but sufficient water might not be available. Approximately
14 percent of the farmland in Texas is irrigated; in the Panhandle
and the plains to the south, most irrigation water is ground water
from the High Plains Aquifer System. As a result, this aquifer is
becoming depleted. Since the 1950s, the amount of water stored in
the aquifer has declined by more than 50 percent in some parts of
the state.
Wildfires and Landscape Change
Higher temperatures and drought are likely to increase the severity,
frequency, and extent of wildfires, which could harm property, live-
lihoods, and human health. On average, more than 1 percent of the
land in Texas has burned each decade since 1984. Wildfire smoke
pollutes the air and can increase medical visits for respiratory and
heart problems.
The combination of more fires and drier conditions may expand
deserts and otherwise change parts of the Texas landscape. Many
plants and animals living in arid lands are already near the limits
of what they can tolerate. A warmer and drier climate would
generally extend the Chihuahuan desert to higher elevations and
expand its geographic range. In some cases, native vegetation
may persist and delay or prevent expansion of the desert. In other
cases, fires or livestock grazing may accelerate the conversion of
grassland to desert in response to the changing climate. For
similar reasons, some forests may change to desert or grassland.
The 2011 drought contributed to widespread wildfires in Texas, like this one
behind the McDonald Observatory near Fort Davis. Credit: Frank Cianciolo,
McDonald Observatory.
Percent depletion of ground water in the High Plains Aquifer, 1950-2013.
Source: USGS.
Increasing droughts and higher temperatures are likely to interfere
with Texas's farms and cattle ranches. Hot weather causes cows
to eat less, grow more slowly, and produce less milk, and it can
threaten their health. Reduced water availability would create
challenges for ranchers, as well as farmers who irrigate crops.
Yields would decline by about 50 percent in fields that can no longer
be irrigated.
Hot Weather, Air Pollution, and Human Health
Hot days can be unhealthy—even dangerous. Seventy years from
now, Texas is likely to have three or four times as many days per
year above 100°F as it has today. Certain people are especially
vulnerable, including children, the elderly, the sick, and the poor.
High air temperatures can cause heat stroke and dehydration and
affect people's cardiovascular and nervous systems.
Warmer air can also increase the formation of ground-level ozone,
a key component of smog.
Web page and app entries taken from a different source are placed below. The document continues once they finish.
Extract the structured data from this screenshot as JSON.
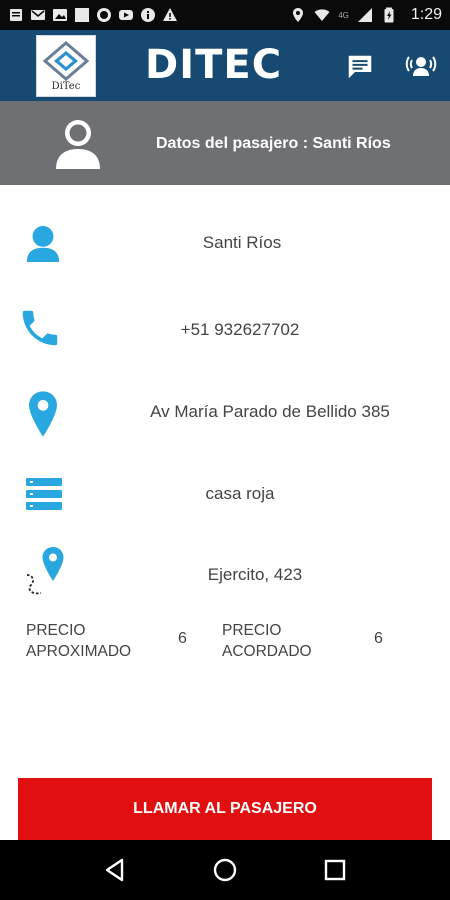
{
  "status_bar": {
    "time": "1:29",
    "network": "4G",
    "icons": [
      "notification-icon",
      "mail-icon",
      "image-icon",
      "square-icon",
      "circle-icon",
      "youtube-icon",
      "info-icon",
      "warning-icon",
      "location-icon",
      "wifi-icon",
      "signal-icon",
      "battery-icon"
    ]
  },
  "app_bar": {
    "logo_text": "DiTec",
    "title": "DITEC",
    "icons": [
      "chat-icon",
      "alarm-user-icon"
    ]
  },
  "header": {
    "label": "Datos del pasajero : Santi Ríos",
    "icon": "user-avatar-icon"
  },
  "details": {
    "name": "Santi Ríos",
    "phone": "+51 932627702",
    "origin": "Av María Parado de Bellido 385",
    "reference": "casa roja",
    "destination": "Ejercito, 423"
  },
  "prices": {
    "approx_label_line1": "PRECIO",
    "approx_label_line2": "APROXIMADO",
    "approx_value": "6",
    "agreed_label_line1": "PRECIO",
    "agreed_label_line2": "ACORDADO",
    "agreed_value": "6"
  },
  "actions": {
    "call_label": "LLAMAR AL PASAJERO"
  },
  "colors": {
    "app_bar": "#174a72",
    "header": "#6e7074",
    "accent": "#29a7e1",
    "call_button": "#e01010"
  }
}
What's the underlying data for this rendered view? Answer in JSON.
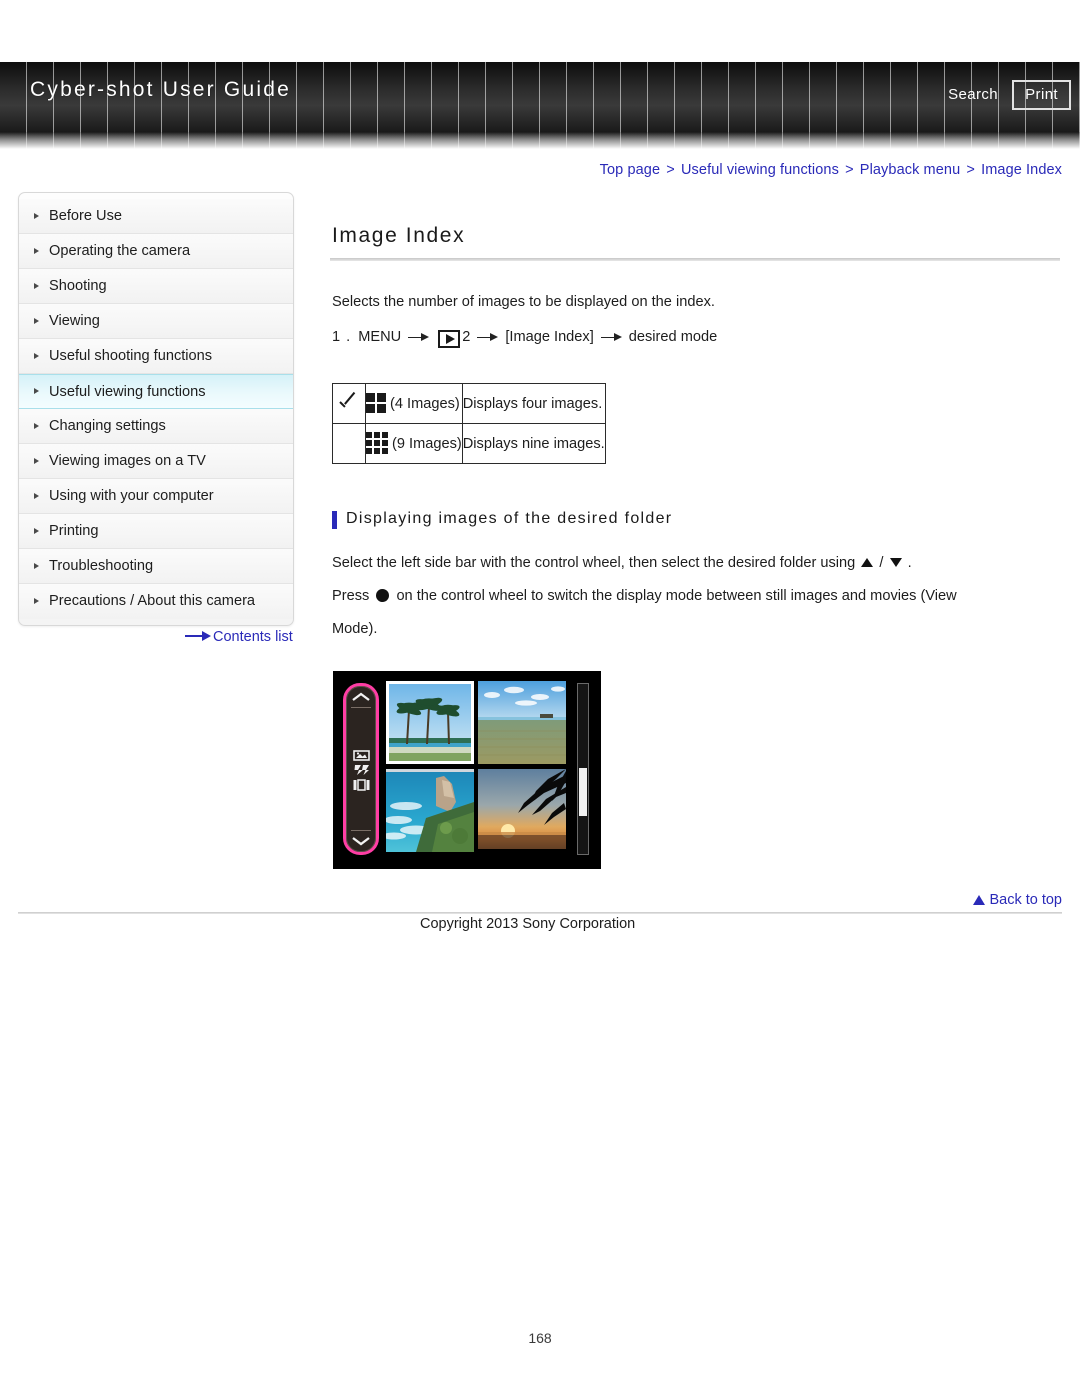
{
  "header": {
    "site_title": "Cyber-shot User Guide",
    "search_label": "Search",
    "print_label": "Print"
  },
  "breadcrumb": {
    "separator": ">",
    "items": [
      {
        "label": "Top page"
      },
      {
        "label": "Useful viewing functions"
      },
      {
        "label": "Playback menu"
      },
      {
        "label": "Image Index"
      }
    ]
  },
  "sidebar": {
    "items": [
      {
        "label": "Before Use",
        "active": false
      },
      {
        "label": "Operating the camera",
        "active": false
      },
      {
        "label": "Shooting",
        "active": false
      },
      {
        "label": "Viewing",
        "active": false
      },
      {
        "label": "Useful shooting functions",
        "active": false
      },
      {
        "label": "Useful viewing functions",
        "active": true
      },
      {
        "label": "Changing settings",
        "active": false
      },
      {
        "label": "Viewing images on a TV",
        "active": false
      },
      {
        "label": "Using with your computer",
        "active": false
      },
      {
        "label": "Printing",
        "active": false
      },
      {
        "label": "Troubleshooting",
        "active": false
      },
      {
        "label": "Precautions / About this camera",
        "active": false
      }
    ],
    "contents_list_label": "Contents list"
  },
  "main": {
    "title": "Image Index",
    "intro": "Selects the number of images to be displayed on the index.",
    "step": {
      "number": "1 .",
      "menu_label": "MENU",
      "playback_icon": "playback-icon",
      "menu_page": "2",
      "item_label": "[Image Index]",
      "result_label": "desired mode"
    },
    "options_table": {
      "rows": [
        {
          "checked": true,
          "icon": "grid-4-icon",
          "option": "(4 Images)",
          "description": "Displays four images."
        },
        {
          "checked": false,
          "icon": "grid-9-icon",
          "option": "(9 Images)",
          "description": "Displays nine images."
        }
      ]
    },
    "subsection": {
      "heading": "Displaying images of the desired folder",
      "line1_a": "Select the left side bar with the control wheel, then select the desired folder using",
      "line1_sep": "/",
      "line1_b": ".",
      "line2_a": "Press",
      "line2_b": "on the control wheel to switch the display mode between still images and movies (View",
      "line3": "Mode)."
    },
    "camera_screenshot": {
      "name": "camera-index-screen-illustration",
      "highlight_color": "#ff3ea5",
      "sidebar_icons": [
        "chevron-up-icon",
        "folder-image-icon",
        "movie-icon",
        "still-image-icon",
        "chevron-down-icon"
      ],
      "thumbnail_count": 4
    }
  },
  "footer": {
    "back_to_top": "Back to top",
    "copyright": "Copyright 2013 Sony Corporation",
    "page_number": "168"
  }
}
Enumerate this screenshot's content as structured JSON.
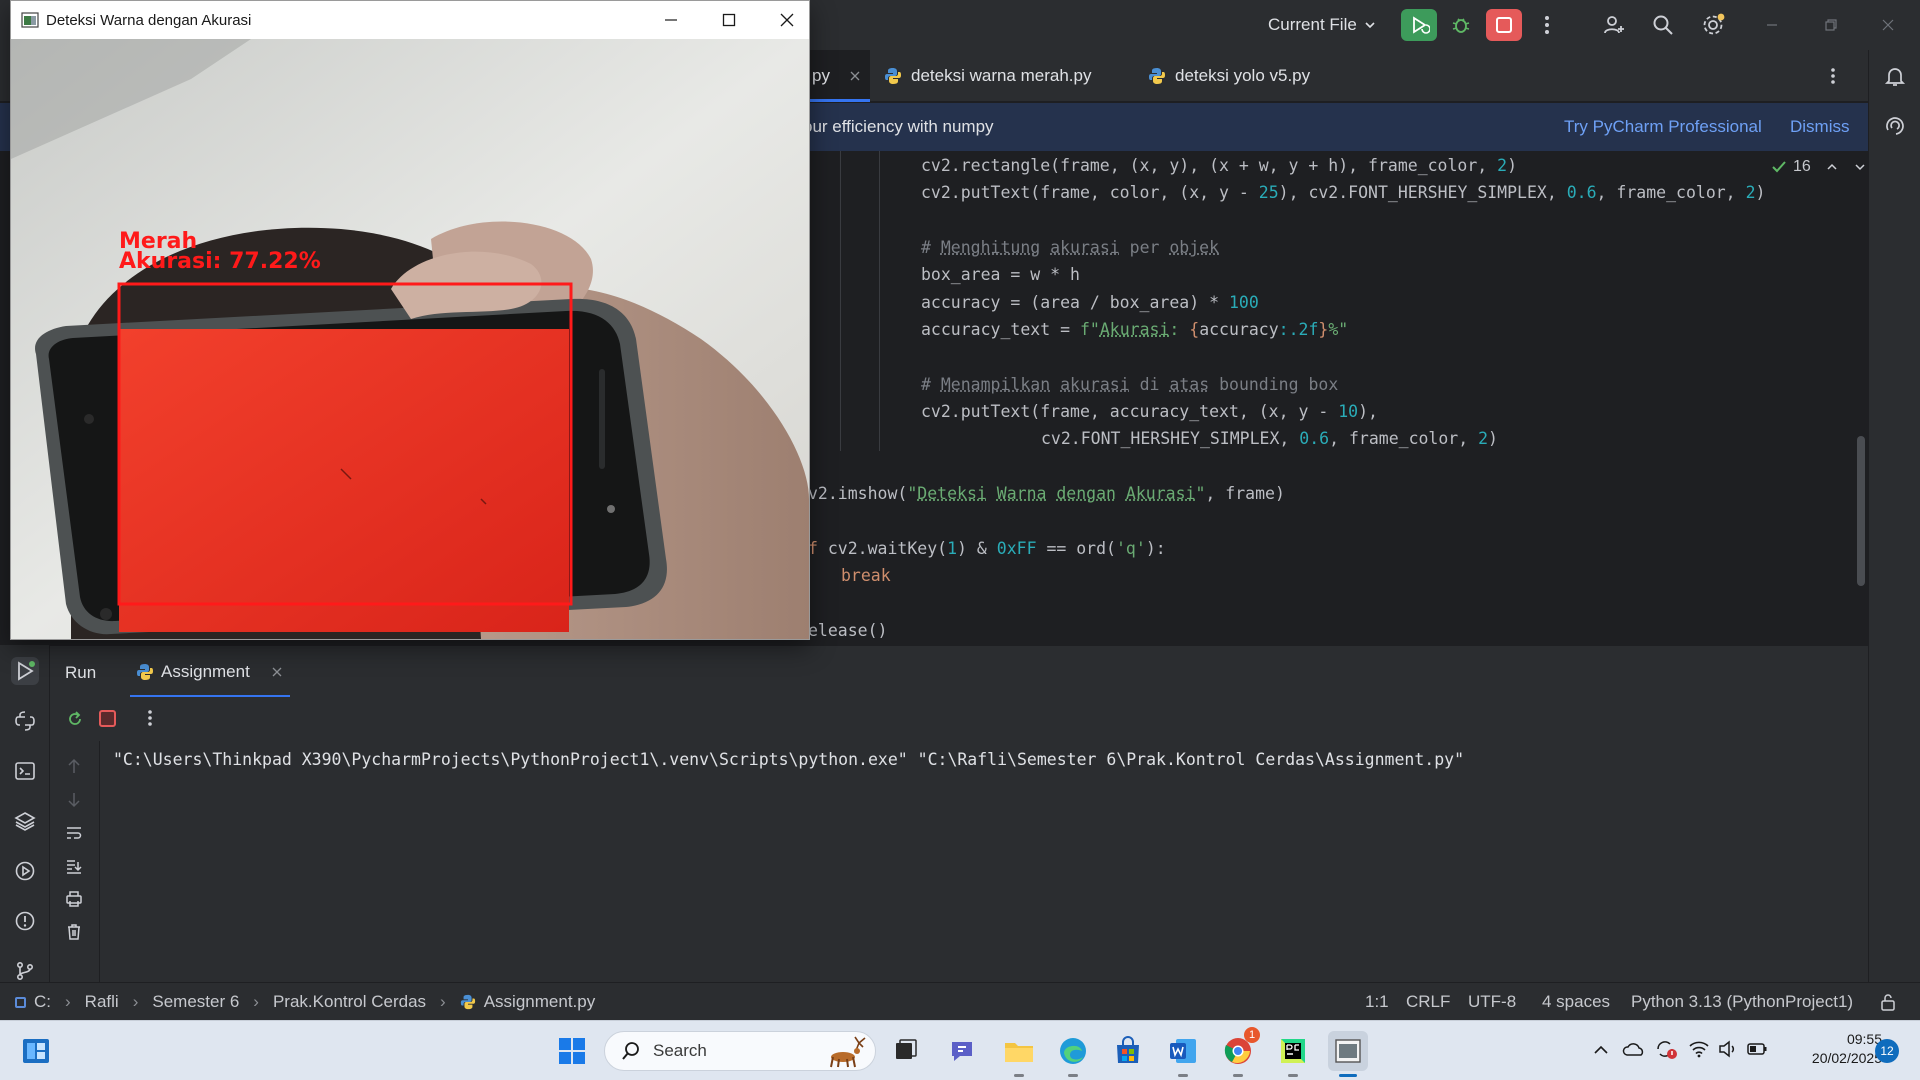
{
  "cv_window": {
    "title": "Deteksi Warna dengan Akurasi",
    "overlay_label": "Merah",
    "overlay_accuracy": "Akurasi: 77.22%"
  },
  "topbar": {
    "run_config": "Current File"
  },
  "tabs": [
    {
      "label": "py",
      "active": true
    },
    {
      "label": "deteksi warna merah.py",
      "active": false
    },
    {
      "label": "deteksi yolo v5.py",
      "active": false
    }
  ],
  "banner": {
    "message": "our efficiency with numpy",
    "action_primary": "Try PyCharm Professional",
    "action_dismiss": "Dismiss"
  },
  "editor": {
    "inspection_count": "16",
    "lines": [
      "cv2.rectangle(frame, (x, y), (x + w, y + h), frame_color, 2)",
      "cv2.putText(frame, color, (x, y - 25), cv2.FONT_HERSHEY_SIMPLEX, 0.6, frame_color, 2)",
      "# Menghitung akurasi per objek",
      "box_area = w * h",
      "accuracy = (area / box_area) * 100",
      "accuracy_text = f\"Akurasi: {accuracy:.2f}%\"",
      "# Menampilkan akurasi di atas bounding box",
      "cv2.putText(frame, accuracy_text, (x, y - 10),",
      "cv2.FONT_HERSHEY_SIMPLEX, 0.6, frame_color, 2)",
      "v2.imshow(\"Deteksi Warna dengan Akurasi\", frame)",
      "f cv2.waitKey(1) & 0xFF == ord('q'):",
      "break",
      "elease()"
    ]
  },
  "run_panel": {
    "tab_run": "Run",
    "tab_config": "Assignment",
    "console_output": "\"C:\\Users\\Thinkpad X390\\PycharmProjects\\PythonProject1\\.venv\\Scripts\\python.exe\" \"C:\\Rafli\\Semester 6\\Prak.Kontrol Cerdas\\Assignment.py\""
  },
  "statusbar": {
    "breadcrumb": [
      "C:",
      "Rafli",
      "Semester 6",
      "Prak.Kontrol Cerdas",
      "Assignment.py"
    ],
    "position": "1:1",
    "line_sep": "CRLF",
    "encoding": "UTF-8",
    "indent": "4 spaces",
    "interpreter": "Python 3.13 (PythonProject1)"
  },
  "taskbar": {
    "search_placeholder": "Search",
    "time": "09:55",
    "date": "20/02/2025",
    "notification_count": "12",
    "chrome_badge": "1"
  },
  "colors": {
    "accent": "#3574f0",
    "stop_button": "#e55a5a",
    "run_button": "#3d9b5b",
    "detection_red": "#ff1a1a"
  }
}
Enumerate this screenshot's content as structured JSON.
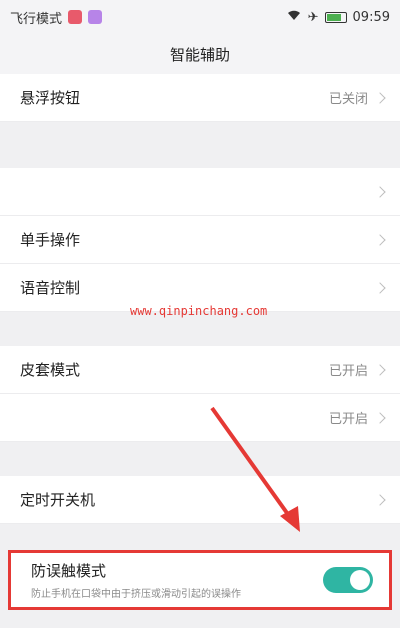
{
  "statusbar": {
    "carrier": "飞行模式",
    "time": "09:59"
  },
  "header": {
    "title": "智能辅助"
  },
  "rows": [
    {
      "label": "悬浮按钮",
      "status": "已关闭"
    },
    {
      "label": "",
      "status": ""
    },
    {
      "label": "单手操作",
      "status": ""
    },
    {
      "label": "语音控制",
      "status": ""
    },
    {
      "label": "皮套模式",
      "status": "已开启"
    },
    {
      "label": "",
      "status": "已开启"
    },
    {
      "label": "定时开关机",
      "status": ""
    }
  ],
  "watermark": "www.qinpinchang.com",
  "highlight": {
    "title": "防误触模式",
    "subtitle": "防止手机在口袋中由于挤压或滑动引起的误操作",
    "toggle_on": true,
    "accent": "#2fb5a3",
    "box_color": "#e53935"
  }
}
Ozone has a variety of health effects,
aggravates lung diseases such as asthma, and increases the risk
of premature death from heart or lung disease. EPA and the Texas
Commission on Environmental Quality have been working to
reduce ozone concentrations. As the climate changes, continued
progress toward clean air will be more difficult.
Declines	No substantial change ;|«| Area where the aquifer
More than 50%	10% to-10%	stores little or no water
25% to 50%
10% to 25% Rises	— County boundary
¦ 10% to 25%
More than 25%
The sources of information about climate and the impacts of climate change in this publication are: the national climate assessments by the U.S. Global Change Research
Program, synthesis and assessment products by the U.S. Climate Change Science Program, assessment reports by the Intergovernmental Panel on Climate Change, and EPA's
Climate Change Indicators in the United States. Mention of a particular season, location, species, or any other aspect of an impact does not imply anything about the likelihood or
importance of aspects that are not mentioned. For more information about climate change science, impacts, responses, and what you can do, visit EPA's Climate Change website
at www.epa.aov/climatechanae.